A casino, or gambling house, is a building that functions as a gathering place for people who play games of chance for money or other valuables. It is a form of legalized gambling that is available in many countries. Casinos often feature various types of table games, slot machines and poker tables, as well as restaurants and other entertainment options. They also generate billions of dollars in profits each year for the private owners, investors and Native American tribes that operate them.

While elaborate hotel and shopping complexes, dazzling musical shows and lighted fountains may help attract visitors, the vast majority of casino profits come from gamblers. A wide variety of games, including roulette, blackjack, baccarat and craps, provide the opportunity for gamblers to win or lose large sums.

Gambling in casinos is regulated by law and supervised by gaming control boards. Most states require casinos to display signs alerting patrons to the possibility of problem gambling and to offer contact information for organizations that can provide specialized support. Casinos also employ a variety of security measures, from well-trained staff to sophisticated surveillance systems that use video cameras mounted in the ceiling to track every movement on the floor.

The typical casino patron is a forty-six-year-old female from a family with an above-average income. These people account for more than two-thirds of casino gambling revenue, according to a 2005 study by Roper Reports GfK NOP and TNS. In addition to these primary patrons, casinos often rely on comps to draw in additional gamblers.

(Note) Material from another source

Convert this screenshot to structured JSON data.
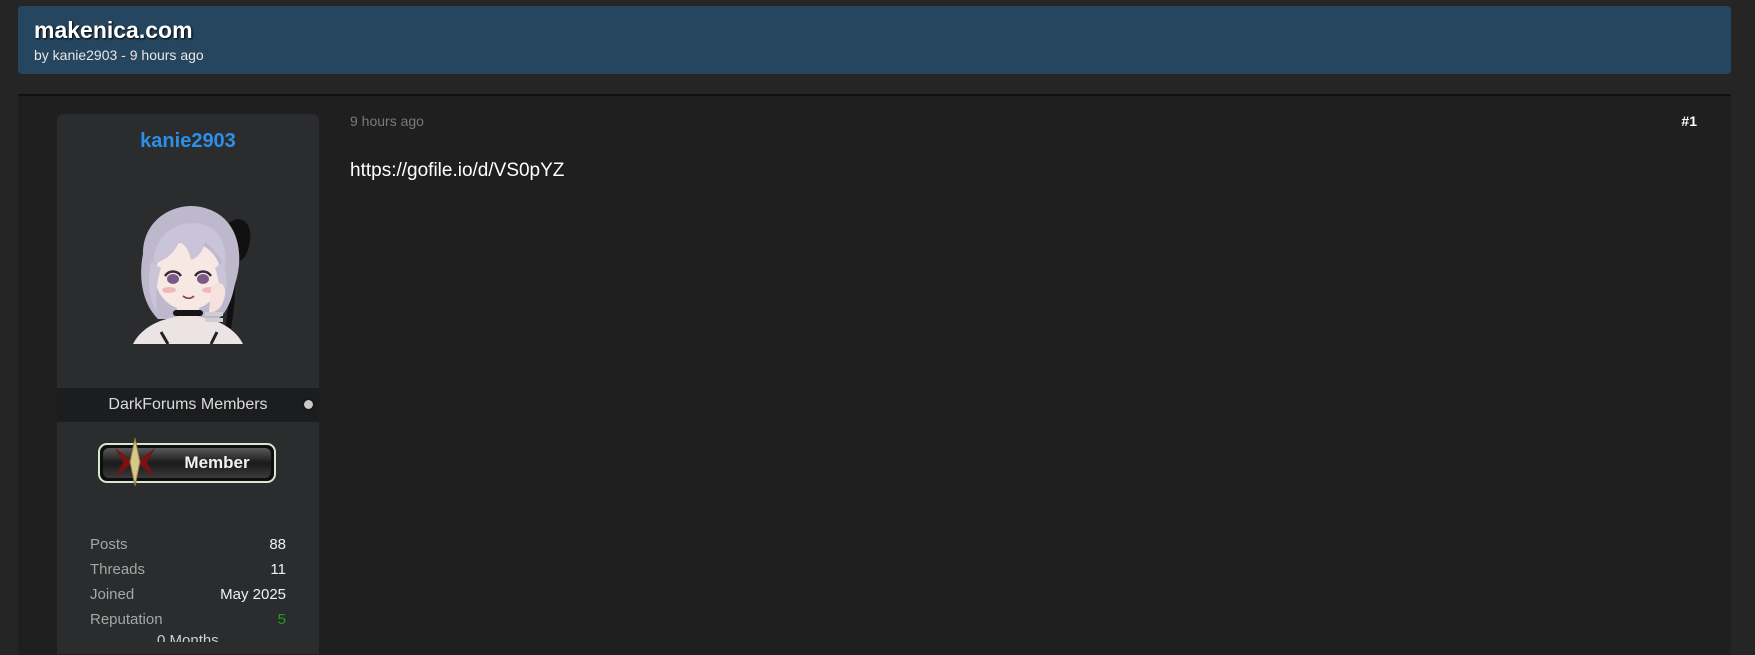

These perks are free goods and services provided to high-volume gamblers, such as discounted or free hotel rooms, show tickets and restaurant and limo service.